WORK TO COMPLETE: Quote all of the data that follows exactly as written, skipping the images.
[SOURCE INFORMATION Boundary: Start]
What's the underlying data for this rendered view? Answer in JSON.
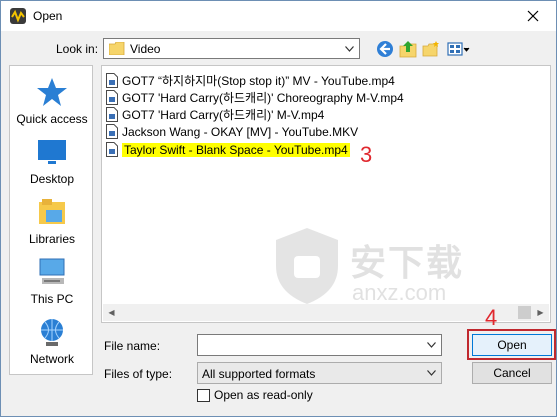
{
  "window": {
    "title": "Open"
  },
  "lookin": {
    "label": "Look in:",
    "value": "Video"
  },
  "places": [
    {
      "label": "Quick access",
      "icon": "star-icon"
    },
    {
      "label": "Desktop",
      "icon": "desktop-icon"
    },
    {
      "label": "Libraries",
      "icon": "libraries-icon"
    },
    {
      "label": "This PC",
      "icon": "computer-icon"
    },
    {
      "label": "Network",
      "icon": "network-icon"
    }
  ],
  "files": [
    {
      "name": "GOT7 “하지하지마(Stop stop it)” MV - YouTube.mp4",
      "selected": false
    },
    {
      "name": "GOT7 'Hard Carry(하드캐리)' Choreography M-V.mp4",
      "selected": false
    },
    {
      "name": "GOT7 'Hard Carry(하드캐리)' M-V.mp4",
      "selected": false
    },
    {
      "name": "Jackson Wang - OKAY [MV] - YouTube.MKV",
      "selected": false
    },
    {
      "name": "Taylor Swift - Blank Space - YouTube.mp4",
      "selected": true
    }
  ],
  "annotations": {
    "step3": "3",
    "step4": "4"
  },
  "watermark": {
    "cn": "安下载",
    "en": "anxz.com"
  },
  "filename": {
    "label": "File name:",
    "value": ""
  },
  "filetype": {
    "label": "Files of type:",
    "value": "All supported formats"
  },
  "readonly": {
    "label": "Open as read-only",
    "checked": false
  },
  "buttons": {
    "open": "Open",
    "cancel": "Cancel"
  },
  "colors": {
    "highlight": "#ffff00",
    "annotation": "#e0282e",
    "accent": "#0078d7"
  }
}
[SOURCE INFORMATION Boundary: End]
SOLUTION FOR THIS PROBLEM:
What's the underlying data for this rendered view? Answer in JSON.
{
  "window": {
    "title": "Open"
  },
  "lookin": {
    "label": "Look in:",
    "value": "Video"
  },
  "places": [
    {
      "label": "Quick access",
      "icon": "star-icon"
    },
    {
      "label": "Desktop",
      "icon": "desktop-icon"
    },
    {
      "label": "Libraries",
      "icon": "libraries-icon"
    },
    {
      "label": "This PC",
      "icon": "computer-icon"
    },
    {
      "label": "Network",
      "icon": "network-icon"
    }
  ],
  "files": [
    {
      "name": "GOT7 “하지하지마(Stop stop it)” MV - YouTube.mp4",
      "selected": false
    },
    {
      "name": "GOT7 'Hard Carry(하드캐리)' Choreography M-V.mp4",
      "selected": false
    },
    {
      "name": "GOT7 'Hard Carry(하드캐리)' M-V.mp4",
      "selected": false
    },
    {
      "name": "Jackson Wang - OKAY [MV] - YouTube.MKV",
      "selected": false
    },
    {
      "name": "Taylor Swift - Blank Space - YouTube.mp4",
      "selected": true
    }
  ],
  "annotations": {
    "step3": "3",
    "step4": "4"
  },
  "watermark": {
    "cn": "安下载",
    "en": "anxz.com"
  },
  "filename": {
    "label": "File name:",
    "value": ""
  },
  "filetype": {
    "label": "Files of type:",
    "value": "All supported formats"
  },
  "readonly": {
    "label": "Open as read-only",
    "checked": false
  },
  "buttons": {
    "open": "Open",
    "cancel": "Cancel"
  },
  "colors": {
    "highlight": "#ffff00",
    "annotation": "#e0282e",
    "accent": "#0078d7"
  }
}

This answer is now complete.